Still. This is still an issue. Sigh. I wish for girls (and women, of course) the confidence to race Nascar rules, in whatever they do.
Fortunately for the girls Brett coaches, and injury notwithstanding, Brett-beats-all-the-boys-Buckles is still faster down the course than the 15 and 16-year old boys she coaches (I wonder how that feels for the boys?), so she can show her girls what’s available to them. So even if most of the time they are learning how to go faster by chasing the boys, at least they know, because they’ve seen it with their own eyes, what a woman can do.
Brett still feels the itch to race, if not professionally, and even if she finishes DFL (dead fucking last). When she has that goal out there, it’s the nudge she needs to push herself to the limit, or beyond—and that’s the pleasure zone for Brett in sports. She’s taken up mountain biking (no surprise) and may compete in triathlons, though she doesn’t love running (no surprise there, either, since even top speed isn’t going to get the wind whistling in your ears).
When she’s not training her girls, or herself, Brett is working on a career in journalism, writing on the gamut from snow sports to reggae music reviews. On the side she’s making jewelry. I think we can safely say that Brett has not confined herself to a darkened room to nurse her self-pity, something I needed to remind myself of on occasion, as I’ve traveled my own nano-length road (by comparison to Brett) to recovery.
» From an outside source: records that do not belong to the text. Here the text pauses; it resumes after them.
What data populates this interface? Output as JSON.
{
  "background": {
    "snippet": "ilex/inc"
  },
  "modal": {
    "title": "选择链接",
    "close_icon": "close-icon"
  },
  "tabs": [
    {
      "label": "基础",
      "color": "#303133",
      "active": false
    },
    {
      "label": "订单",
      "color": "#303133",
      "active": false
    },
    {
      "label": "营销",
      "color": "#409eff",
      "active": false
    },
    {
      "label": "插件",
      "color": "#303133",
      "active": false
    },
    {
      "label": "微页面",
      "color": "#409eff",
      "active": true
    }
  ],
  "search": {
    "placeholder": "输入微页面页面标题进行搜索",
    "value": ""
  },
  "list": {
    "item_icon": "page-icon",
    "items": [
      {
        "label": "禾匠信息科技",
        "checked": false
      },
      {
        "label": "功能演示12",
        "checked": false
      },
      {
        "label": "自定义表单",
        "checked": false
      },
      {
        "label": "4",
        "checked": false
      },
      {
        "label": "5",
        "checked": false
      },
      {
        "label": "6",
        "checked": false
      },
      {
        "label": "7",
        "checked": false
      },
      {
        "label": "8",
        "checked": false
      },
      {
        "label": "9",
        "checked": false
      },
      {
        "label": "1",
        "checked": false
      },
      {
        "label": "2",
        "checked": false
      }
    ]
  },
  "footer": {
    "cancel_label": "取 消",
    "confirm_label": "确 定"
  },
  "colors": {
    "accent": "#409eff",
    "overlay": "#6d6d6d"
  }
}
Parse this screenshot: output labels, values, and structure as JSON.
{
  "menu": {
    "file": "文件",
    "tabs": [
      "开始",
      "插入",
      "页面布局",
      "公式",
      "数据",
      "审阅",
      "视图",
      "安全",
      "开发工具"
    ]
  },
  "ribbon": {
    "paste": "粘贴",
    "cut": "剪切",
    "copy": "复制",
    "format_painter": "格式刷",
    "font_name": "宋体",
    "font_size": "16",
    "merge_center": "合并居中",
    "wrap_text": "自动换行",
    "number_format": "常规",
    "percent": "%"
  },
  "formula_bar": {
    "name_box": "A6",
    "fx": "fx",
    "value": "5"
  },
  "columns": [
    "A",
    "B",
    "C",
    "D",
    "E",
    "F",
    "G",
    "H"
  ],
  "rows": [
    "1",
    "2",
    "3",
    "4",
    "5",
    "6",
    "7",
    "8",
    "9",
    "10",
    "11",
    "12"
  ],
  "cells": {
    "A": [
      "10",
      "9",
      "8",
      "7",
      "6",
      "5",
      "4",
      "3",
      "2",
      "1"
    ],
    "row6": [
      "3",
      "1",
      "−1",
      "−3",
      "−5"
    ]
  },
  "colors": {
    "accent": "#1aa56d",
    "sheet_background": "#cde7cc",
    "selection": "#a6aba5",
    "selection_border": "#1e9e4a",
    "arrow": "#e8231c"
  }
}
p.s. I got out for a first mountain bike ride this past weekend and worked up an honest-to-goodness sweat—what joy!